A little bit ago someone mentioned a bit of advice from the Sin City commentary that they thought I might find interesting, it was when in doubt, black it out. This, of course, refers to just having characters on black rather then creating a virtual set to replace that lovely green backdrop. I found this very interesting as I had just thought of the same thing after watching The Iron Giant (which I recommend). There is a particular scene where Hogarth is being interrogated in the barn and one bright light turns on and everything but the table, Hogarth, and Mansfield disappear.
The thing that jumped out at me is that I have a similar scene in Vampire, but in my head I had this nice little room planned out for it. If you’ve been following my progress you’ll know I’m at a bit of a standstill due to problems getting voice actors my sound guy together at the same time.
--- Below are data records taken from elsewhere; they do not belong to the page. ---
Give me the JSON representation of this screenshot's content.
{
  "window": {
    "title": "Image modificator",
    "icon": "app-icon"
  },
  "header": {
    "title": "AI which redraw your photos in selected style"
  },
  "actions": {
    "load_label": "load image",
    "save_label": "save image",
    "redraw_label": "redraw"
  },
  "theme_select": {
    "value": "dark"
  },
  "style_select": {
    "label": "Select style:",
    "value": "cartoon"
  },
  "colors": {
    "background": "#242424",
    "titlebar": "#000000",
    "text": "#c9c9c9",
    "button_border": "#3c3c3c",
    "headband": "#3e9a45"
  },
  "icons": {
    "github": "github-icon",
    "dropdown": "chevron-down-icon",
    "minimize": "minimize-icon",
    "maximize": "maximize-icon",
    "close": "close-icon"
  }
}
Now I wanted finish the bar scene first because the set is complete and I have most of the dialogue recorded, however the other set, the little room, is used in two scenes, one of which only has one line which I do have recorded. I did not really want to build it because I would have to spend money on materials to build the set and right now I a bit short on cash, some people say that in stop motion you can build all your sets out of random junk that is laying in your garage, and while this is true you don’t have the stylistic freedom that you have when your willing to spend a bit of money. And in my film I want to create my own alternate reality and have complete control over this world and have complete control of look and scale. Using real objects means people will think of it as something that takes place in the real world, and I don’t want people to think of my puppets as living puppets, I want them to see characters in my imagination interacting with a world that is in my imagination. That’s why I like windows and doors in my sets, because if the camera peeps out of the constriction of the set and you see a glimpse of outside world it really sells the whole thing. I want people to imagine that they can go through doorways and walk down hallways and they won’t run into studio walls. But sometimes this causes me to forget the basic principal of less is more. If you have shots the sell the world, why can’t others hide the world? Mixing these things up should make the film visually interesting. So in the end I realized that all my set really needs are a stone table/coffin thing and a door, which when open has a really hard light pouring out of it. And that would be cheep to make; I don’t think I’d have to buy anything.